What to watch for today
The EU and NATO tighten the screws on Russia. EU ambassadors are expected to approve (paywall) new sanctions against Russia’s biggest energy firms, while NATO leaders finalize their strategy in Wales. The Russian central bank said it was ready to take “non-standard measures” (paywall) to mitigate the impact of new sanctions, but declined to specify what that meant.
A big US jobs report. The economy is expected to keep up its healthy pace, with economists predicting between 220,000 and 225,000 new jobs and a drop in the unemployment rate from 6.2% to 6.1%. Here are some other reasons to be optimistic. A positive Canadian jobs report is also expected.
Brazil’s inflation stays high. Consumer prices will stay near the top of the government’s tolerance range, with food prices and air fares leading the way.
Decision time for Banco de México. Some analysts expect Mexico’s central bank to keep its benchmark interest rate at a record low to support the country’s recovery, but recent economic gains could also spur a rate hike.
India and Australia’s uranium deal. Australian prime minister Tony Abbott and his Indian counterpart Narendra Modi are expected to sign a uranium deal in New Delhi, as India looks to a future powered by nuclear energy. India’s coal shortages are only getting worse, and 300 million Indians don’t have access to electricity.
While you were sleeping
Few signs of peacemaking in Ukraine. Ukrainian forces began shelling pro-Russian rebels near the strategic port of Mariupol, ahead of a planned meeting between Kyiv and rebel leadership to agree on a ceasefire and possible peace plan.
The prospects for euro zone deflation receded. The Eurozone Future Inflation Gauge hit a 28-month high after European Central Bank president Mario Draghi announced a stimulus program to buy asset-backed securities to revive the flagging euro zone economy (paywall).
Apple promised better iCloud security. CEO Tim Cook told the Wall Street Journal that customers would receive a notification (paywall) if a new user tried to access their accounts, but denied lax security allowed intruders to access celebrities’ accounts recently.
The Obamacare website was hacked. Hackers broke into a Healthcare.gov computer server and uploaded malicious files that could be used to launch attacks against other websites. The intrusion, which took place in July, was disclosed for the first time in a briefing to US legislators, who were told that the server did not contain any personal data.
MetLife could face more regulation. A federal committee wants to change the insurance giant’s status to a financial institution that is “systematically important,” which would make it subject to more regulation. MetLife said it would fight the new designation.
Quartz obsession interlude
Max Nisen on the US’s huge year for IPOs. “There have been more than 40 filings in two different months this year, something that hadn’t happened previously since the pre-financial-crisis days of 2007. There have already been 261 initial filings (indicating an intention to IPO) this year—more than there were all of last year.” Read more here.

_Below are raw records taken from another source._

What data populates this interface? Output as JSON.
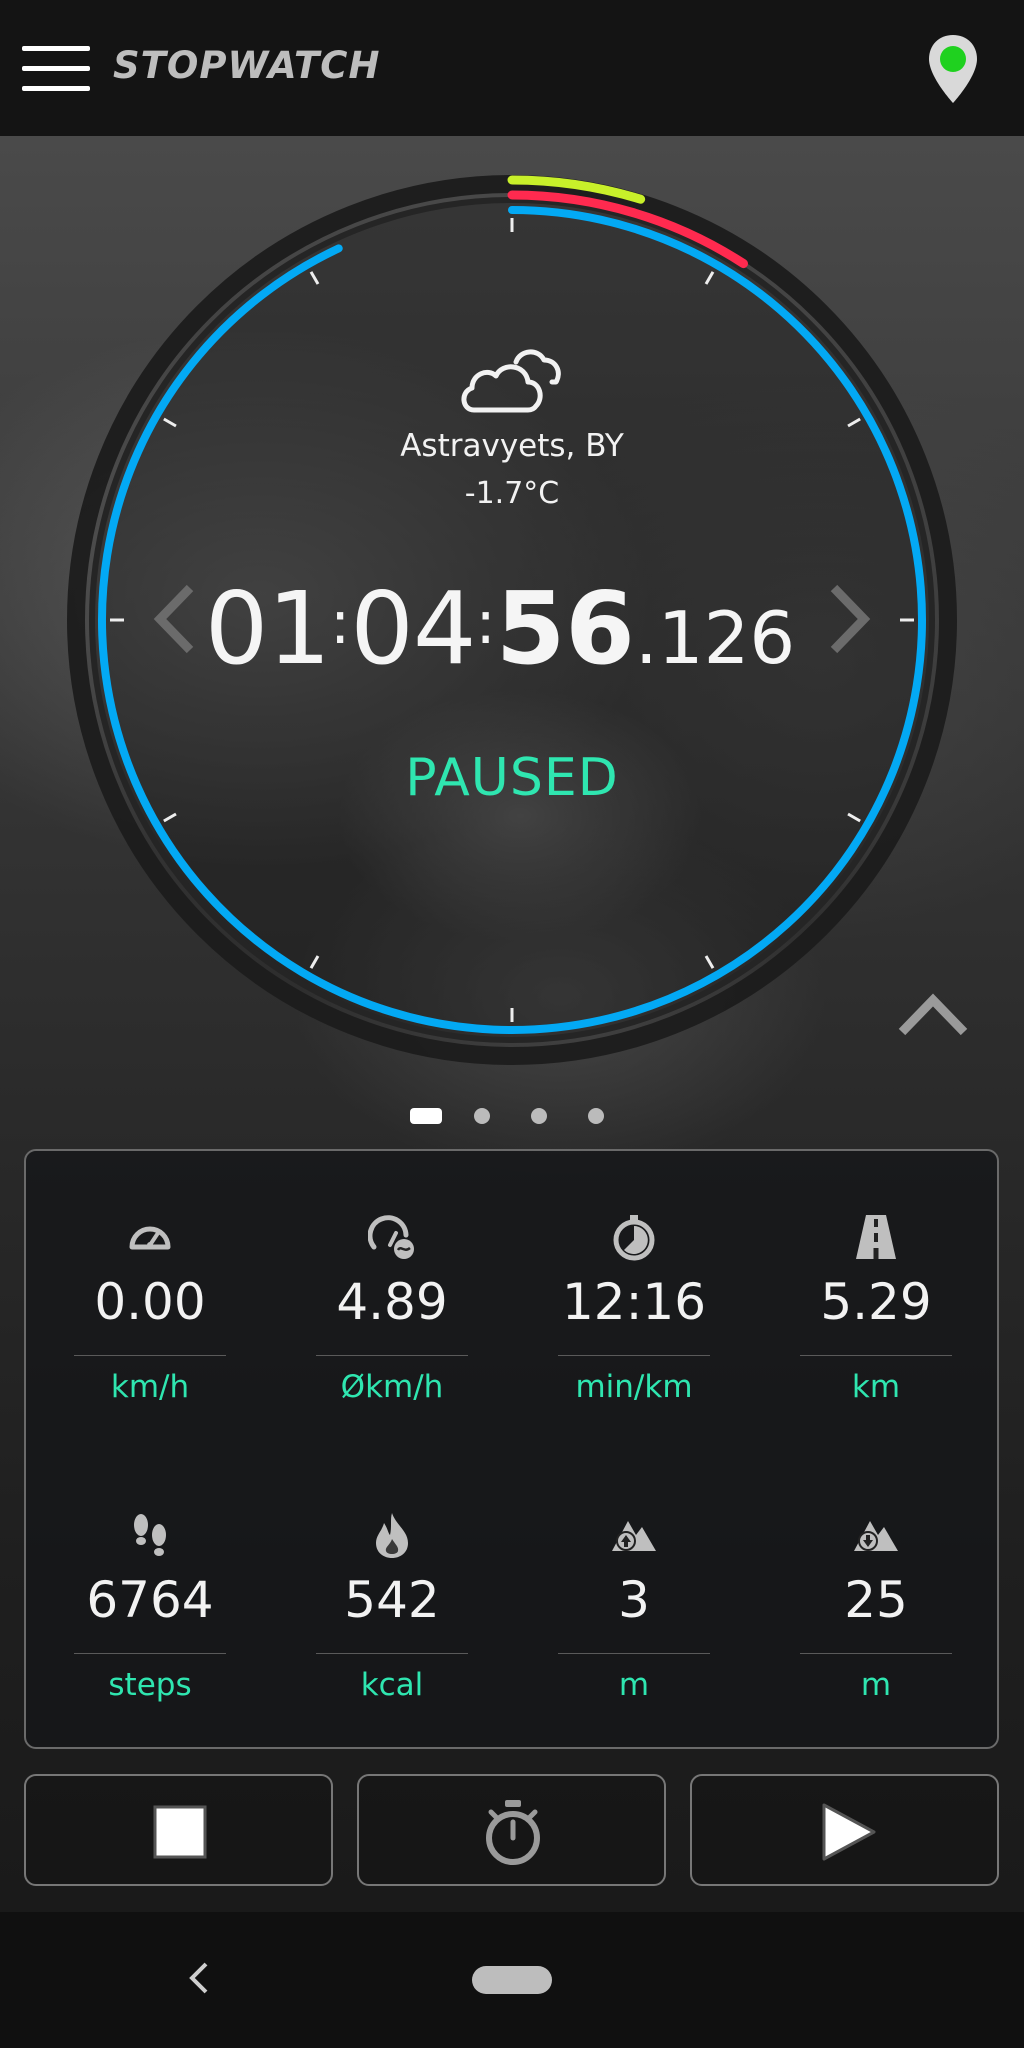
{
  "header": {
    "title": "STOPWATCH",
    "menu_icon": "hamburger-menu-icon",
    "gps_icon": "location-pin-icon",
    "gps_status_color": "#1fd11f"
  },
  "weather": {
    "icon": "cloudy-icon",
    "location": "Astravyets, BY",
    "temperature": "-1.7°C"
  },
  "timer": {
    "hours": "01",
    "minutes": "04",
    "seconds": "56",
    "milliseconds": ".126",
    "separator": ":",
    "status": "PAUSED"
  },
  "dial_colors": {
    "ring": "#03a9f4",
    "goal_red": "#ff2a4f",
    "goal_yellow": "#c8f02a",
    "status": "#2fe6b0"
  },
  "pager": {
    "count": 4,
    "active_index": 0
  },
  "stats": [
    {
      "icon": "speedometer-icon",
      "value": "0.00",
      "unit": "km/h"
    },
    {
      "icon": "average-speed-icon",
      "value": "4.89",
      "unit": "Økm/h"
    },
    {
      "icon": "pace-timer-icon",
      "value": "12:16",
      "unit": "min/km"
    },
    {
      "icon": "road-distance-icon",
      "value": "5.29",
      "unit": "km"
    },
    {
      "icon": "footsteps-icon",
      "value": "6764",
      "unit": "steps"
    },
    {
      "icon": "flame-calories-icon",
      "value": "542",
      "unit": "kcal"
    },
    {
      "icon": "elevation-up-icon",
      "value": "3",
      "unit": "m"
    },
    {
      "icon": "elevation-down-icon",
      "value": "25",
      "unit": "m"
    }
  ],
  "controls": {
    "stop": "stop-icon",
    "lap": "stopwatch-icon",
    "play": "play-icon"
  }
}
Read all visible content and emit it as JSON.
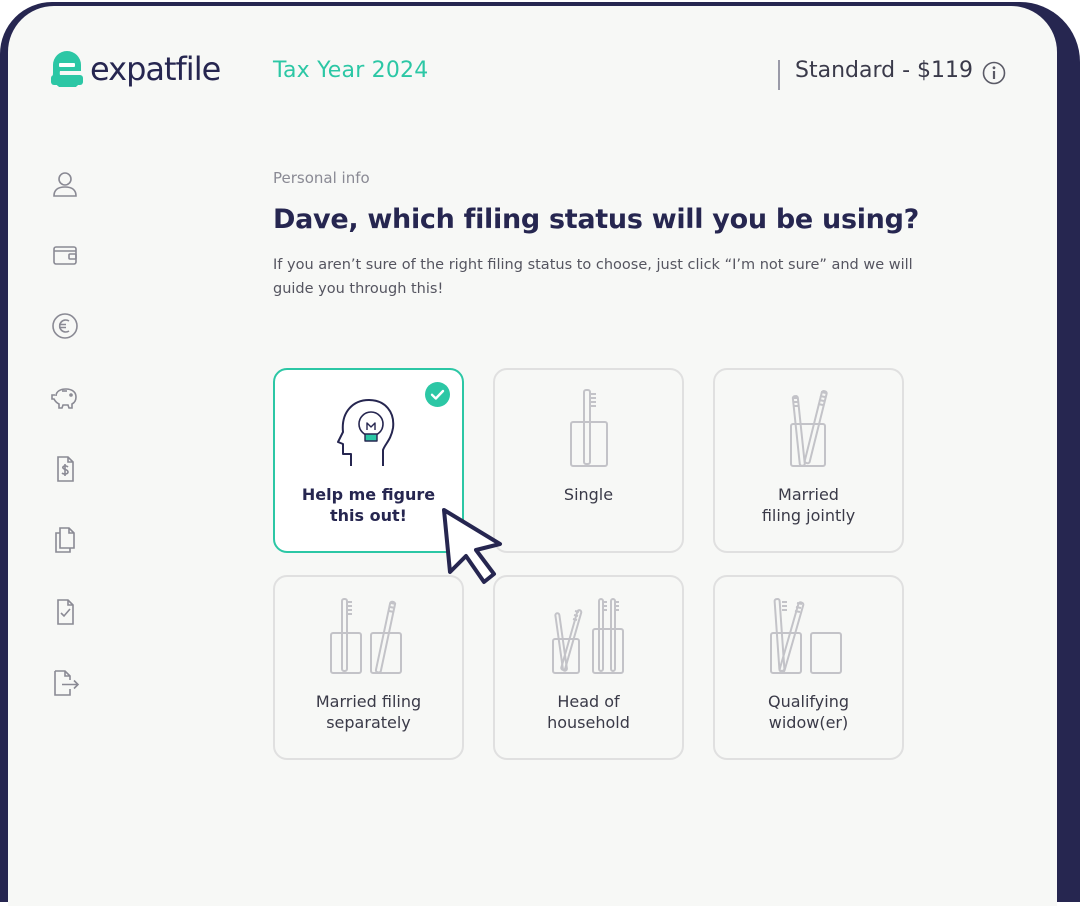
{
  "header": {
    "brand": "expatfile",
    "tax_year": "Tax Year 2024",
    "plan": "Standard - $119"
  },
  "sidebar": {
    "items": [
      {
        "icon": "user-icon"
      },
      {
        "icon": "wallet-icon"
      },
      {
        "icon": "euro-icon"
      },
      {
        "icon": "piggy-bank-icon"
      },
      {
        "icon": "invoice-dollar-icon"
      },
      {
        "icon": "documents-icon"
      },
      {
        "icon": "document-check-icon"
      },
      {
        "icon": "exit-icon"
      }
    ]
  },
  "main": {
    "section": "Personal info",
    "question": "Dave, which filing status will you be using?",
    "helper": "If you aren’t sure of the right filing status to choose, just click “I’m not sure” and we will guide you through this!",
    "options": [
      {
        "label": "Help me figure\nthis out!",
        "selected": true,
        "icon": "head-lightbulb-icon"
      },
      {
        "label": "Single",
        "selected": false,
        "icon": "single-toothbrush-icon"
      },
      {
        "label": "Married\nfiling jointly",
        "selected": false,
        "icon": "two-toothbrushes-one-cup-icon"
      },
      {
        "label": "Married filing\nseparately",
        "selected": false,
        "icon": "two-toothbrushes-two-cups-icon"
      },
      {
        "label": "Head of\nhousehold",
        "selected": false,
        "icon": "family-toothbrushes-icon"
      },
      {
        "label": "Qualifying\nwidow(er)",
        "selected": false,
        "icon": "toothbrushes-empty-cup-icon"
      }
    ]
  },
  "colors": {
    "accent": "#2cc7a5",
    "navy": "#262650",
    "card_border": "#e0e0e0",
    "background": "#f7f8f6"
  }
}
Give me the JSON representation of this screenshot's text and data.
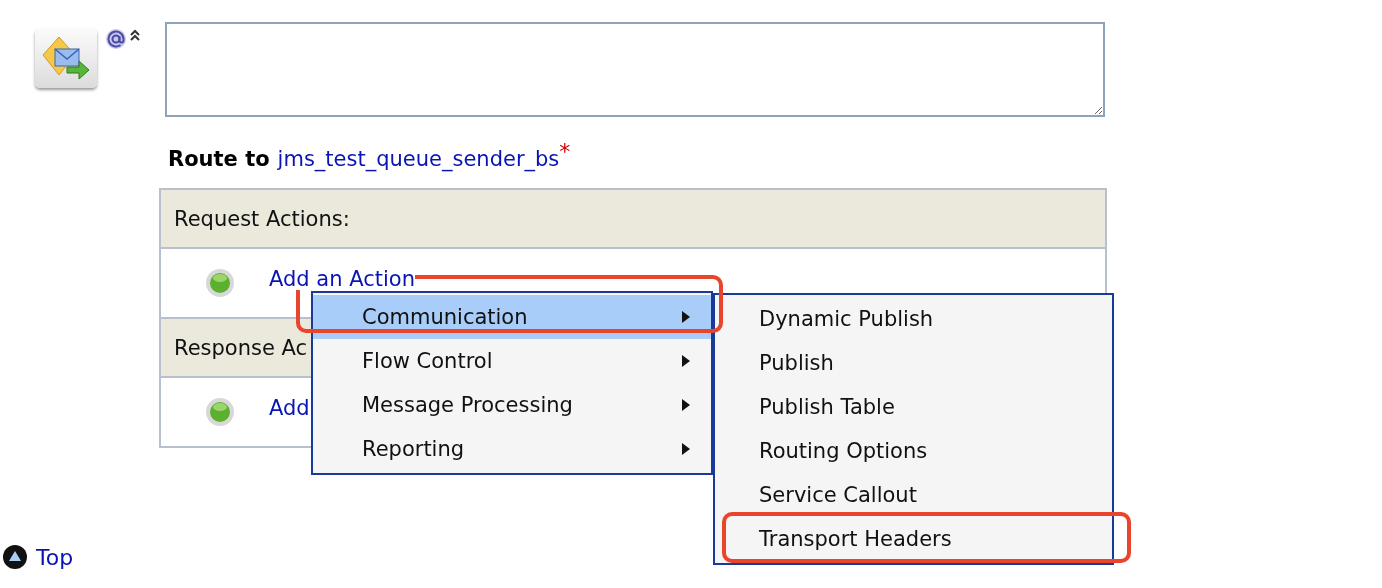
{
  "route": {
    "label": "Route to",
    "target": "jms_test_queue_sender_bs",
    "required_mark": "*"
  },
  "sections": [
    {
      "title": "Request Actions:",
      "link": "Add an Action"
    },
    {
      "title": "Response Ac",
      "link": "Add"
    }
  ],
  "menu": {
    "items": [
      {
        "label": "Communication",
        "selected": true,
        "has_submenu": true,
        "callout": true
      },
      {
        "label": "Flow Control",
        "selected": false,
        "has_submenu": true,
        "callout": false
      },
      {
        "label": "Message Processing",
        "selected": false,
        "has_submenu": true,
        "callout": false
      },
      {
        "label": "Reporting",
        "selected": false,
        "has_submenu": true,
        "callout": false
      }
    ]
  },
  "submenu": {
    "items": [
      {
        "label": "Dynamic Publish",
        "selected": false,
        "callout": false
      },
      {
        "label": "Publish",
        "selected": false,
        "callout": false
      },
      {
        "label": "Publish Table",
        "selected": false,
        "callout": false
      },
      {
        "label": "Routing Options",
        "selected": false,
        "callout": false
      },
      {
        "label": "Service Callout",
        "selected": false,
        "callout": false
      },
      {
        "label": "Transport Headers",
        "selected": false,
        "callout": true
      }
    ]
  },
  "footer": {
    "link": "Top"
  }
}
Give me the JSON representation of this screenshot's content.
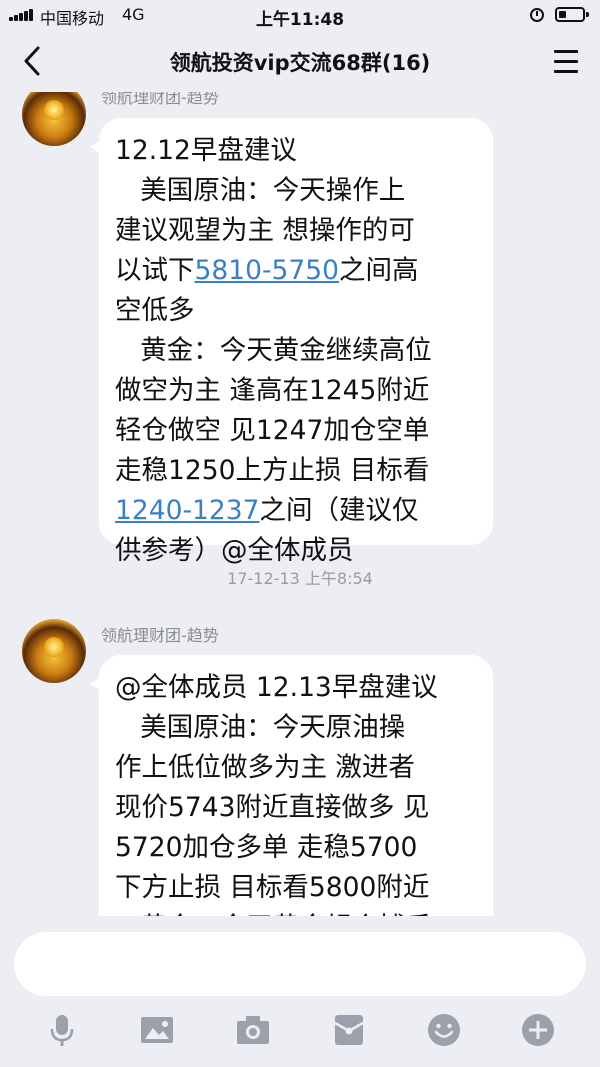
{
  "status_bar": {
    "carrier": "中国移动",
    "network": "4G",
    "time": "上午11:48"
  },
  "header": {
    "title": "领航投资vip交流68群(16)"
  },
  "messages": [
    {
      "sender": "领航理财团-趋势",
      "lines": [
        [
          {
            "text": "12.12早盘建议"
          }
        ],
        [
          {
            "text": "   美国原油：今天操作上"
          }
        ],
        [
          {
            "text": "建议观望为主 想操作的可"
          }
        ],
        [
          {
            "text": "以试下"
          },
          {
            "text": "5810-5750",
            "link": true
          },
          {
            "text": "之间高"
          }
        ],
        [
          {
            "text": "空低多"
          }
        ],
        [
          {
            "text": "   黄金：今天黄金继续高位"
          }
        ],
        [
          {
            "text": "做空为主 逢高在1245附近"
          }
        ],
        [
          {
            "text": "轻仓做空 见1247加仓空单"
          }
        ],
        [
          {
            "text": "走稳1250上方止损 目标看"
          }
        ],
        [
          {
            "text": "1240-1237",
            "link": true
          },
          {
            "text": "之间（建议仅"
          }
        ],
        [
          {
            "text": "供参考）@全体成员"
          }
        ]
      ]
    },
    {
      "timestamp": "17-12-13 上午8:54"
    },
    {
      "sender": "领航理财团-趋势",
      "lines": [
        [
          {
            "text": "@全体成员 12.13早盘建议"
          }
        ],
        [
          {
            "text": "   美国原油：今天原油操"
          }
        ],
        [
          {
            "text": "作上低位做多为主 激进者"
          }
        ],
        [
          {
            "text": "现价5743附近直接做多 见"
          }
        ],
        [
          {
            "text": "5720加仓多单 走稳5700"
          }
        ],
        [
          {
            "text": "下方止损 目标看5800附近"
          }
        ],
        [
          {
            "text": "   黄金：今天黄金轻仓博反"
          }
        ]
      ]
    }
  ],
  "composer": {
    "placeholder": "",
    "tools": [
      "microphone-icon",
      "image-icon",
      "camera-icon",
      "red-packet-icon",
      "emoji-icon",
      "plus-icon"
    ]
  }
}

Matters of debate
Al-Qaeda’s new franchise in India is a sign of desperation. The group wants to revamp its brand as the Islamic State hogs the headlines.
Standardized testing is the only way to save Ivy League schools. It will solve the meritocracy debate once and for all.
Twitter shouldn’t curate its timeline. The human judgement within the social network trumps any algorithm.
A handshake is the best American greeting. There’s never been a consensus in the country on how to say hello.
Alibaba isn’t really a tech company. It’s an impossible-to-value China technology investment fund.
Spicy honey is the next Sriracha. It can go on anything from pizza to sprouts.
Men weren’t the only Viking warriors. An archaeological study found that half were female.
And you thought T. rex was big. The newly discovered dreadnoughtus schrani weighed up to 60 tons.
Don’t nominate dictators for the ice bucket challenge. A Belarussian boy was chastised and threatened with a fine for challenging president Alexander Lukashenko.
Cotton candy was invented by a dentist. He found a great way to ensure a steady flow of new customers.
A dog scarfed down 43 and a half socks. The veterinarian who saved him won a cash prize.
Our best wishes for a productive day. Please send any news, comments, mismatched socks, and handshake alternatives to email@example.com. You can follow us on Twitter here for updates throughout the day.
You’re getting the Europe and Africa edition of the Quartz Daily Brief. To change your region, click here. We’d also love it if you shared this email with your friends. They can sign up for free here.